Long before life hacks were even a thing, fishermen in the Gulf of Mexico were doing it anyway. According to Mental Floss, prior to 1984, many of these essential workers opted out of using pricey lures and instead tweaked an iconic fast food utensil — the McDonald's straw.

The early 1980s wasn't just known for epic music, neon colors, and the Cold War. McDonald's was the dominant fast food chain of the decade, and just thinking about their trademark red-and-yellow striped straw on a white background makes any Gen Xer want to pull up those tube socks and ride around on a bike with handlebar tassels. The straws are an iconic symbol of nostalgia for the bygone era.

But it turns out that those colored straws were good for more than just sipping soda. In fact, fishermen of the era in Pensacola rigged them into excellent fishing lures for catching Spanish mackerel, according to the Gainesville Sun. They were none too pleased when the brand switched up the colors of the straw to brown and yellow. To put it in McDonald's terms, the fishermen were not "lovin' it."

Why the old McDonald's straw was so effective

The old-school straw lures allegedly caught five times as many Spanish mackerel as other lures, Mental Floss says. The fact that up to three lures could be made from only one straw clearly made it a very cost-effective way to catch fish. Sadly, the redesigned straws didn't fool those mackerels, which distressed the fishermen.

To make a Spanish mackerel lure, the fishermen would cut the straws into three-inch pieces. Then, they'd run the fishing line through the straw and stick a hook on the end. Per the Gainesville Sun, a lure "gurgles and bubbles and attracts" the fish. The workers also theorized that color played a role because, "other straws just don't work as well, if at all." Whether or not McDonald's sympathized with the fishermen's plight, the chain didn't change the straw color back and instead suggested the Big Mac as an alternative. To this, one fisherman implied that Burger King could earn their business by producing straws in the old McDonald's color scheme. "Have it our way, please," said outdoorsman Colin Moore.
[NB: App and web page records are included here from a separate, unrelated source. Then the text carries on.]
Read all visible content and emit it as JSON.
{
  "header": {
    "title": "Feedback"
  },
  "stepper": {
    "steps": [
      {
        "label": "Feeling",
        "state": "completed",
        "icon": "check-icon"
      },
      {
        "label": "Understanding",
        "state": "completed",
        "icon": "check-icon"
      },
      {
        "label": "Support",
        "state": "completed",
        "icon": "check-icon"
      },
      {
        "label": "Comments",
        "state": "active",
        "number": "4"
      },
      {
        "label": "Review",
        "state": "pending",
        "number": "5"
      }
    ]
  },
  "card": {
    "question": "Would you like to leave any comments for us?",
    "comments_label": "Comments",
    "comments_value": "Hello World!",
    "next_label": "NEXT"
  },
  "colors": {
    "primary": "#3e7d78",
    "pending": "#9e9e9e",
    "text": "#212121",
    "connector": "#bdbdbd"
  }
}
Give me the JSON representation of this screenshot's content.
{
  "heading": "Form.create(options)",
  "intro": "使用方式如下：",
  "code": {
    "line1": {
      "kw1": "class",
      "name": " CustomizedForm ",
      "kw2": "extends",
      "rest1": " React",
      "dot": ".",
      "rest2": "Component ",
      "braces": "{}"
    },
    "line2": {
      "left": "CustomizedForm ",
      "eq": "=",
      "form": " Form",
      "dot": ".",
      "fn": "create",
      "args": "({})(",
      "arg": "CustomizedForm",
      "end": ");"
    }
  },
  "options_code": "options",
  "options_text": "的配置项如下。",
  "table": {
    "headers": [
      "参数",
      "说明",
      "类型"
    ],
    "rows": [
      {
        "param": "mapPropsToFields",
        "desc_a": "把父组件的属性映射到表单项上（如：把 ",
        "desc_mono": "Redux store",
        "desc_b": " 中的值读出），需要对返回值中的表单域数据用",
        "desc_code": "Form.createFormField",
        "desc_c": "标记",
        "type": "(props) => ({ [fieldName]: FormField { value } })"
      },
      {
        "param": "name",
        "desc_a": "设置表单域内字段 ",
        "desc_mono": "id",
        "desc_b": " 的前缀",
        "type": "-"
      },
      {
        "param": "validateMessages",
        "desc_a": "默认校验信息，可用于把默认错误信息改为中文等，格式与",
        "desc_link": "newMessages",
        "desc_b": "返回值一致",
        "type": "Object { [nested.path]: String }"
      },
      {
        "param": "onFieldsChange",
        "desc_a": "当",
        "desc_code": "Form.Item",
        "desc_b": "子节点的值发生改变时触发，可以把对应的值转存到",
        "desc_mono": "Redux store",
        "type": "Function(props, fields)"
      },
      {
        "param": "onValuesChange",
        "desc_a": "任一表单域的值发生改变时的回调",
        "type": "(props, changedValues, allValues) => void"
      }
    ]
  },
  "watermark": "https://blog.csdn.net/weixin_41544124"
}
So, if you've ever wondered about any changes in Spanish mackerel availability around 1985, you might be able to point to a change in McDonald's straws.